Hi Jennifer, I added a few suggestions in your doc. Hopefully they help a bit. My first thoughts are that it’s doing a good job with the ensemble/MFE. The pictures were good, I hope more can be added later on to further explain what you are conveying. Just a few grammar mistakes, but those can be fixed later on easily. The big comment from me is probably the nature of how you are giving the information, particularly the POV and the formalness. I think once you decide fully want you want this to be (document, book, etc.), it can be changed to accommodate that nature. Overall, it’s very informative and I can’t wait for more to be added.

so i had mentioned that I had a theory that there is some quantum effects in the RNA… well here is article in the BBC talking about how DNA has been found to have quantum tunneling between the helix and that causes mutations of DNA… If it happens to DNA I doubt it does not happen to RNA as it is the protons that are responsible for the bonding (I think they mean hydrogen bonds) that have ben found to be tunneling between the entire energy barrier at both sides of the helix. I think this sounds like every binding site has quantum tunneling to every other binding site. I think that might go a long way to explaining the source of the pairing probability mechanical connection, and why RNA does RNA stuff… humm deep thoughts

I think that shape data from earlier labs might actually be perfrect for this. I need to investigate this further… If only I had this understanding when we were doing SHAPE labs… I think I finally understand them (better? and who really does) now that I have this info in my head…

I should clarify that when I asked if pairing probabilities are based on experimental data, I meant data external from Eterna. (Das Lab has not generated any ensemble data that I’m aware of.) I read today that pairing probabilities are based on the lowest MFE and the frequency with which they appear in an ensemble. The structures with the lowest MFEs usually appear the most frequently, but not always. My original assumption was that the pairing probabilities come from the research team at Vienna. Or if we are using NuPACK, those folks have put together the pairing probability data used by NuPACK.

Then I see both Vienna and NuPACK use McCaskill’s partition function algorithm for computing base pair probabilities. Are the base pairing probabilities within different RNA structures so regular (repeated) that an algorithm can capture (reliably reflect) all that data?

in relation to McCaskils algorith (m-fold) it is so far teh most efficent and accurate found for getting the QUICK partition function and thus MFE and ensemble. McCaskill is not more accurate than others and in fact he is less accurate at times but always really fast and very accurate for what you need. In fact the website for M fold actually says to be careful and not trust the MFE but to poke around and verify at different energy levels aka subopt which I pushed to implement.

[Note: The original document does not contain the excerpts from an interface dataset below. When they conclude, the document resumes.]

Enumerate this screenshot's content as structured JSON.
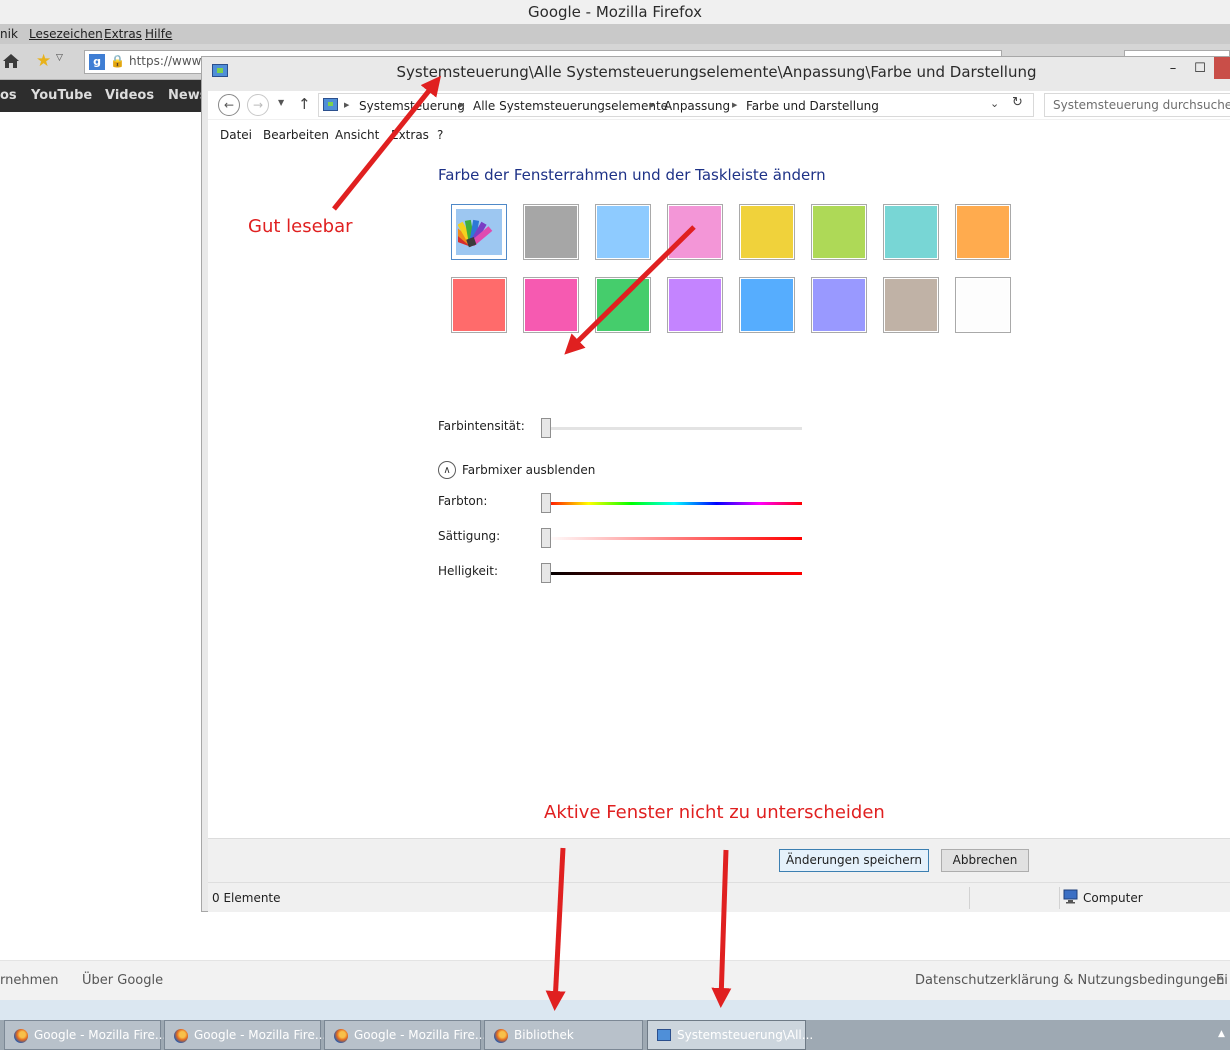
{
  "firefox": {
    "title": "Google - Mozilla Firefox",
    "menu": [
      "nik",
      "Lesezeichen",
      "Extras",
      "Hilfe"
    ],
    "url": "https://www.g",
    "google_bar": [
      "os",
      "YouTube",
      "Videos",
      "News"
    ],
    "footer": {
      "left": "rnehmen",
      "about": "Über Google",
      "privacy": "Datenschutzerklärung & Nutzungsbedingungen",
      "right": "Ei"
    }
  },
  "window": {
    "title": "Systemsteuerung\\Alle Systemsteuerungselemente\\Anpassung\\Farbe und Darstellung",
    "minimize": "–",
    "maximize": "☐",
    "breadcrumbs": [
      "Systemsteuerung",
      "Alle Systemsteuerungselemente",
      "Anpassung",
      "Farbe und Darstellung"
    ],
    "search_placeholder": "Systemsteuerung durchsuchen",
    "menu": [
      "Datei",
      "Bearbeiten",
      "Ansicht",
      "Extras",
      "?"
    ],
    "heading": "Farbe der Fensterrahmen und der Taskleiste ändern",
    "swatch_colors": [
      [
        "auto",
        "#a6a6a6",
        "#8ecbff",
        "#f396d7",
        "#f0d23b",
        "#aed957",
        "#78d6d5",
        "#ffab4e"
      ],
      [
        "#ff6b6b",
        "#f65ab1",
        "#45cd6c",
        "#c484ff",
        "#56adfe",
        "#9999ff",
        "#c0b2a6",
        "#fdfdfd"
      ]
    ],
    "intensity_label": "Farbintensität:",
    "mixer_toggle": "Farbmixer ausblenden",
    "hue_label": "Farbton:",
    "saturation_label": "Sättigung:",
    "brightness_label": "Helligkeit:",
    "save_button": "Änderungen speichern",
    "cancel_button": "Abbrechen",
    "status_count": "0 Elemente",
    "status_computer": "Computer"
  },
  "taskbar": [
    {
      "label": "Google - Mozilla Fire...",
      "icon": "firefox-icon"
    },
    {
      "label": "Google - Mozilla Fire...",
      "icon": "firefox-icon"
    },
    {
      "label": "Google - Mozilla Fire...",
      "icon": "firefox-icon"
    },
    {
      "label": "Bibliothek",
      "icon": "firefox-icon"
    },
    {
      "label": "Systemsteuerung\\All...",
      "icon": "control-panel-icon"
    }
  ],
  "annotations": {
    "readable": "Gut lesebar",
    "not_distinguishable": "Aktive Fenster nicht zu unterscheiden",
    "color": "#e02020"
  }
}
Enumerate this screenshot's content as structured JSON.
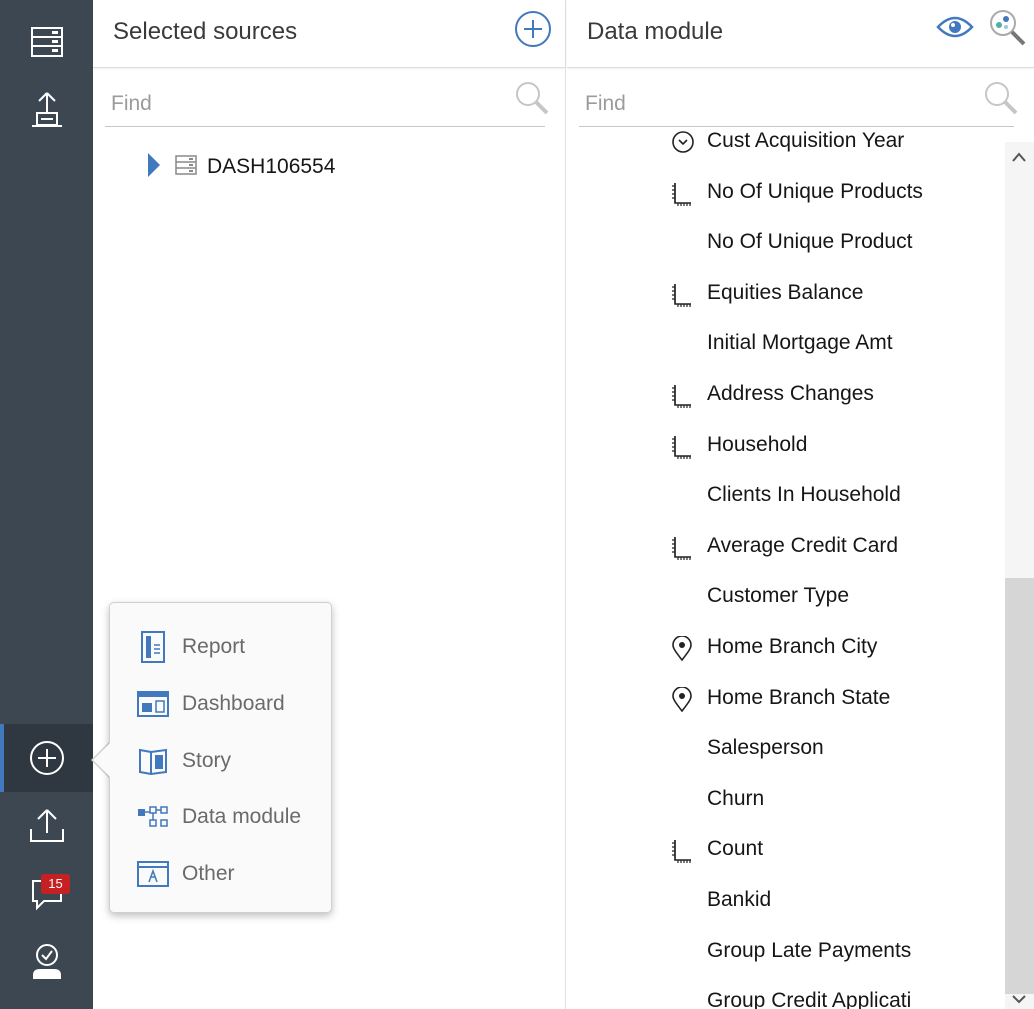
{
  "rail": {
    "items": [
      {
        "name": "data-server-icon"
      },
      {
        "name": "upload-data-icon"
      },
      {
        "name": "new-icon"
      },
      {
        "name": "upload-icon"
      },
      {
        "name": "notifications-icon"
      },
      {
        "name": "my-work-icon"
      }
    ],
    "notification_count": "15",
    "accent_color": "#4178be"
  },
  "sources_panel": {
    "title": "Selected sources",
    "find_placeholder": "Find",
    "tree": [
      {
        "label": "DASH106554",
        "icon": "database-icon",
        "expanded": false
      }
    ]
  },
  "data_module_panel": {
    "title": "Data module",
    "find_placeholder": "Find",
    "items": [
      {
        "label": "Cust Acquisition Year",
        "icon": "time-icon"
      },
      {
        "label": "No Of Unique Products",
        "icon": "measure-icon"
      },
      {
        "label": "No Of Unique Product",
        "icon": ""
      },
      {
        "label": "Equities Balance",
        "icon": "measure-icon"
      },
      {
        "label": "Initial Mortgage Amt",
        "icon": ""
      },
      {
        "label": "Address Changes",
        "icon": "measure-icon"
      },
      {
        "label": "Household",
        "icon": "measure-icon"
      },
      {
        "label": "Clients In Household",
        "icon": ""
      },
      {
        "label": "Average Credit Card",
        "icon": "measure-icon"
      },
      {
        "label": "Customer Type",
        "icon": ""
      },
      {
        "label": "Home Branch City",
        "icon": "location-icon"
      },
      {
        "label": "Home Branch State",
        "icon": "location-icon"
      },
      {
        "label": "Salesperson",
        "icon": ""
      },
      {
        "label": "Churn",
        "icon": ""
      },
      {
        "label": "Count",
        "icon": "measure-icon"
      },
      {
        "label": "Bankid",
        "icon": ""
      },
      {
        "label": "Group Late Payments",
        "icon": ""
      },
      {
        "label": "Group Credit Applicati",
        "icon": ""
      }
    ]
  },
  "new_menu": {
    "items": [
      {
        "label": "Report",
        "icon": "report-icon"
      },
      {
        "label": "Dashboard",
        "icon": "dashboard-icon"
      },
      {
        "label": "Story",
        "icon": "story-icon"
      },
      {
        "label": "Data module",
        "icon": "data-module-icon"
      },
      {
        "label": "Other",
        "icon": "other-icon"
      }
    ]
  }
}
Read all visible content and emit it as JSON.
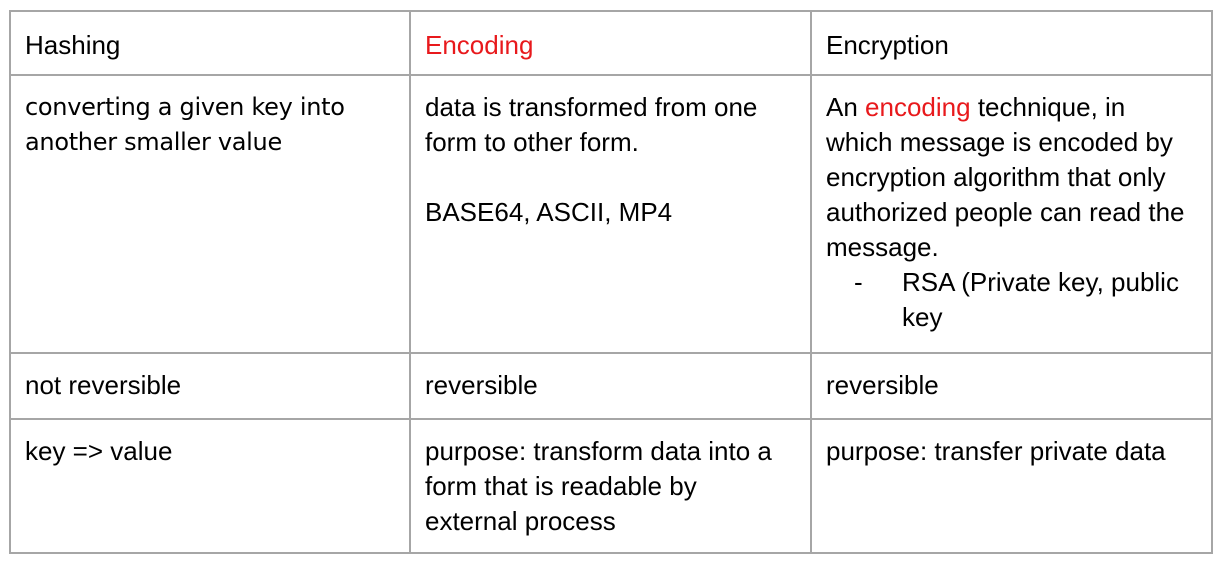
{
  "colors": {
    "highlight": "#e8191c",
    "border": "#a6a6a6",
    "text": "#000000"
  },
  "headers": {
    "hashing": "Hashing",
    "encoding": "Encoding",
    "encryption": "Encryption"
  },
  "row1": {
    "hashing": "converting a given key into another smaller value",
    "encoding_text": "data is transformed from one form to other form.",
    "encoding_examples": "BASE64, ASCII, MP4",
    "encryption_prefix": "An",
    "encryption_highlight": "encoding",
    "encryption_rest": "technique, in which message is encoded by encryption algorithm that only authorized people can read the message.",
    "encryption_bullet_marker": "-",
    "encryption_bullet": "RSA (Private key, public key"
  },
  "row2": {
    "hashing": "not reversible",
    "encoding": "reversible",
    "encryption": "reversible"
  },
  "row3": {
    "hashing": "key => value",
    "encoding": "purpose: transform data into a form that is readable by external process",
    "encryption": "purpose: transfer private data"
  }
}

You can use a different algorithm that is similar to -d2 in Vienna and I always use that in Vienna adn would think that we should use that here as m fold verses -d2 is m fold is fast and not as accurate at times and -d2 is slow but very accurate and concise.

@DigitalEmbrace Would it be possible to do some experiments with the other 2 settings for the partition function? Currently we are using M-fold 2.? which allows varying temps entered. M-fold3.? is available but will only do 37C and there is the -d2 setting i mentioned above. I think that we just went with the default and there may be a better option as you alluded to in your messages I feel.

The fact that there are options for different temperatures does suggest that the partition function is based on experimental results. As for which setting to use, that would be something for Rhiju to decide.

Here are a couple good links

this one actually has a list of advantages adn disadvantages The disadvantages speak to teh fact that we really should be using subopt more if we are using mfold folding as it is not “right all the time”. There are new models. We could probably run a fold through UnaFold or something that replaced m-fold and then run that fold through nupack for pknot. I think that would be doable for at least single state to get more accurate predictions with modern models.